Faculty member invited to international organization

Trey Crumbie

A WKU faculty member has been accepted to represent the United States in an international organization.

Chris Groves, distinguished professor of hydrogeology, who teaches in the Geography and Geology department, accepted an invitation to represent the nation in the Karst Commission of the International Geographical Union.

The IGU was established in Brussels, Belgium in 1922. The intent of the organization is to promote geography through conducting geographical research and education worldwide. On the Karst Commission, Groves will help develop an international approach to managing karst environments. 

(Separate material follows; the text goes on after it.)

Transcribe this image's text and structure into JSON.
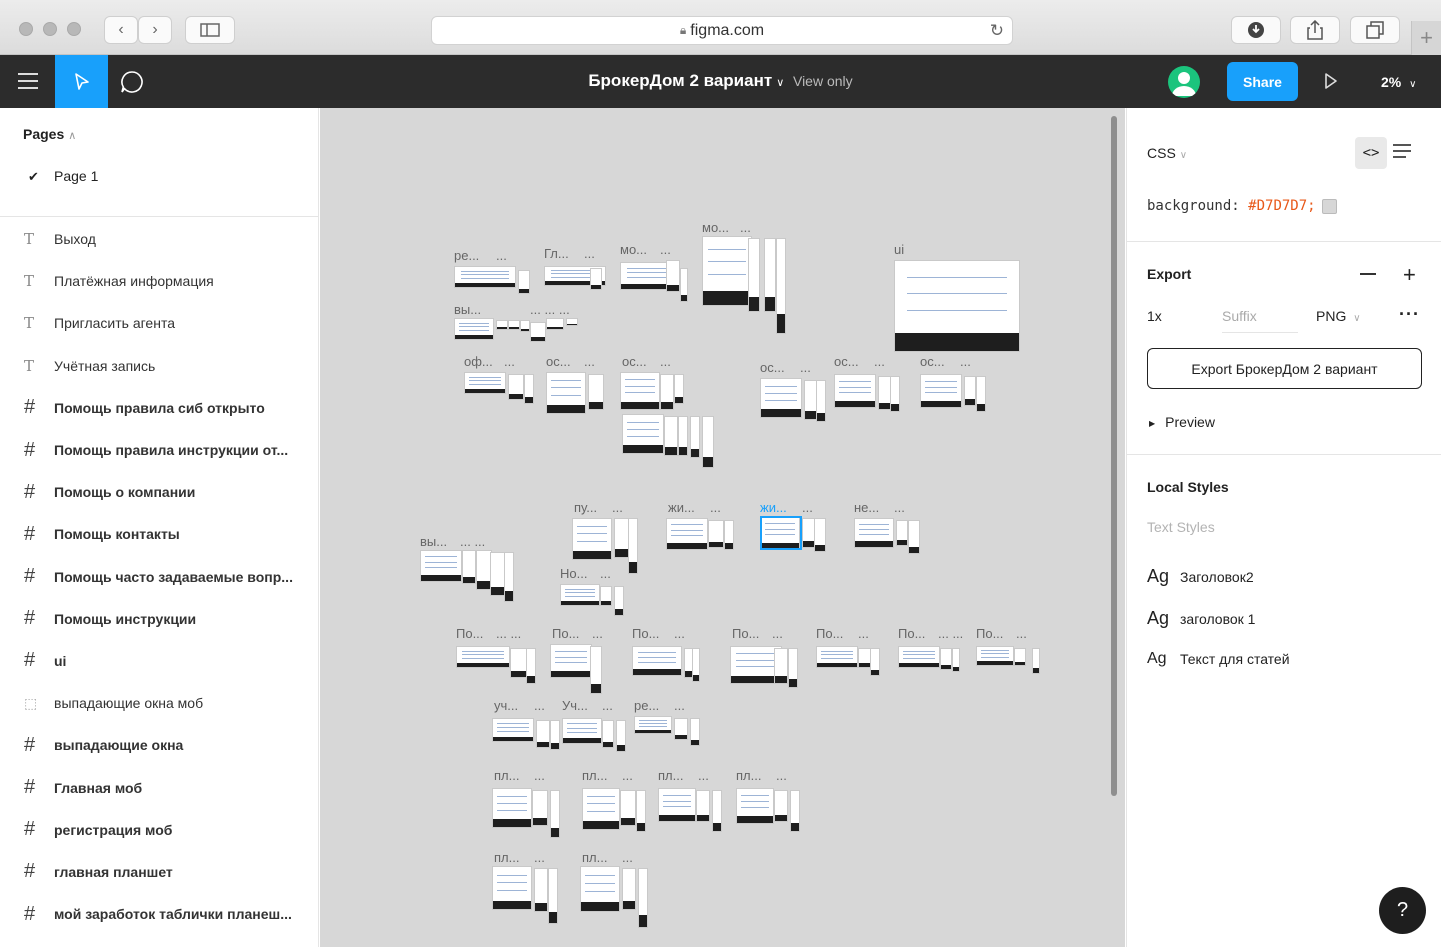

Karst is a type of landscape formed through the dissolution of soluble rocks, such as limestone. Caves and sinkholes are examples of karst landscapes.

Groves said another goal of being on the commission is communication.

 “It enhances the possibilities of people being able to interact with each other throughout the world,” he said.

Groves enjoys working internationaly and said this will be a good experience for him. 

Groves said the commission ties in very closely with the classes he teaches. When teaching about hydrology, Groves goes over topics such as water and landscapes. Groves said he will now be able to bring an international element when teaching about karst landscapes, as he may be able to develop projects and trips that will take students to other countries.

“Certainly, there’s a lot of benefits from developing the international relationships” he said.

This is not the first international organization Groves has been a part of. For about 20 years, Groves has worked with the United Nations Educational, Scientific and Cultural Organization to study karst water resources. David Keeling, Geography and Geology department head, said he hopes Groves’ invitation helps with development of both WKU and the department.

“It helps gives us some international profile in terms of recognizing that type of research that we do,” he said. 

Keeling said karst landscapes do have an impact on people’s lives.

“Just go back and think about the Corvette Museum sinkhole collapse, and that’s all related to Karst” he said. 

“There are literally millions and millions of people that are impacted by karst landscapes.” 

Keeling encourages other faculty to get involved in international activities   

“If you’re going to have international reach, as the President (Gary Ransdell) wants us to have, then you got to serve on international committees,” he said. “Because most problems that we face as a global society, whether it’s water, or air quality, pollution, [or] climate change, those are international in scope. They’re not just for Bowling Green or Kentucky.”